Renee Pualani Louis (Author), Moana Kahele (Contributor)
Softcover, 256 pp.

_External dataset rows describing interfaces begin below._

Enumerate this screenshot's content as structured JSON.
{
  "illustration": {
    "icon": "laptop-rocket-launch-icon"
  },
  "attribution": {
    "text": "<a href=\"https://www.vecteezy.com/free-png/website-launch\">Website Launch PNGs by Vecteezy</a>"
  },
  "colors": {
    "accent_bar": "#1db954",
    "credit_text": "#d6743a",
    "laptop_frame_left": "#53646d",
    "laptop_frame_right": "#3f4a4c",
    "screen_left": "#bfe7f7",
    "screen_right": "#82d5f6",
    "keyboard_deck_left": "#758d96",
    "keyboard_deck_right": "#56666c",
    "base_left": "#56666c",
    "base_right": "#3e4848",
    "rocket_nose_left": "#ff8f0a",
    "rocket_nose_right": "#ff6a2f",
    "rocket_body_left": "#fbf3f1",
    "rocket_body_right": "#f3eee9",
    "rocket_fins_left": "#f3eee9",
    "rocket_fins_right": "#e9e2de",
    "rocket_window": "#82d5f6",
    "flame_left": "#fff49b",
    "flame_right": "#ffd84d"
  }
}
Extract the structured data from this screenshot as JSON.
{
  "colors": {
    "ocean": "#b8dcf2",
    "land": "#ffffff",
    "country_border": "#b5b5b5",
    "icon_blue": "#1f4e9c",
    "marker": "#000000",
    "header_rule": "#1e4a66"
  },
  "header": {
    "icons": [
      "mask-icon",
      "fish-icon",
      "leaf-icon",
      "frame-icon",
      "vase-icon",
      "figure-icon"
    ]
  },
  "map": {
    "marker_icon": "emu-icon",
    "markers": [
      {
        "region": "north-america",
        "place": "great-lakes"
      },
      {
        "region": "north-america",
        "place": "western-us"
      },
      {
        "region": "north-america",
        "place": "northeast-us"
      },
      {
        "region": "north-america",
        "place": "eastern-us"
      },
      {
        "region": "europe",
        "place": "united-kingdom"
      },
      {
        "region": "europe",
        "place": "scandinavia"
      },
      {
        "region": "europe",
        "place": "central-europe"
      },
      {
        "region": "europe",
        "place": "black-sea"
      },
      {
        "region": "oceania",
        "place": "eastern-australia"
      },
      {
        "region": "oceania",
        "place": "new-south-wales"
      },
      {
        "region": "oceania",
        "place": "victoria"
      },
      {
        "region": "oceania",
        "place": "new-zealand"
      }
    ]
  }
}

Hawaiian performance cartography is an interactive presentation of place as “experienced space” that situates mapping in the environment, and encodes spatial knowledge into bodily memory via repetitive recitations and other habitual practices, such as hula. Kanaka Hawaii Cartography is both similar to and distinct from Western cartography. It is similar in that it provides a shorthand system of understanding spatial phenomenon. It is distinctive in that Kanaka Hawaii cartography places emphasis on multisensual cognitive abilities and multidimensional symbolic interrelationships, and privileges performance as a primary mode of communication. The book is separated into two main parts, with the first part presenting the basics of a Hawaii cartographic philosophy and the second part detailing three Kanaka Hawaii cartographic practices. The information presented in the main body of the text minimizes the use of jargon and complex terms, making it accessible for the educated lay-reader. Kanaka Hawaii Cartography is unique is its attention to Hawaii protocols of presentation, beginning with an entry chant, signifying the need to ask permission before entering any place, including a place of knowledge exchange such as a book. It ends with an epilogue – an expression of gratitude and humility, a challenge for the next generation to continue this work, and a closing mele expressing appreciation to all who have shared their wisdom so another generation may flourish. Kanaka Hawaii Cartography will fill an important gap in Indigenous and Native Studies and will be welcomed by anyone interested in traditional Hawaiian performance cartography.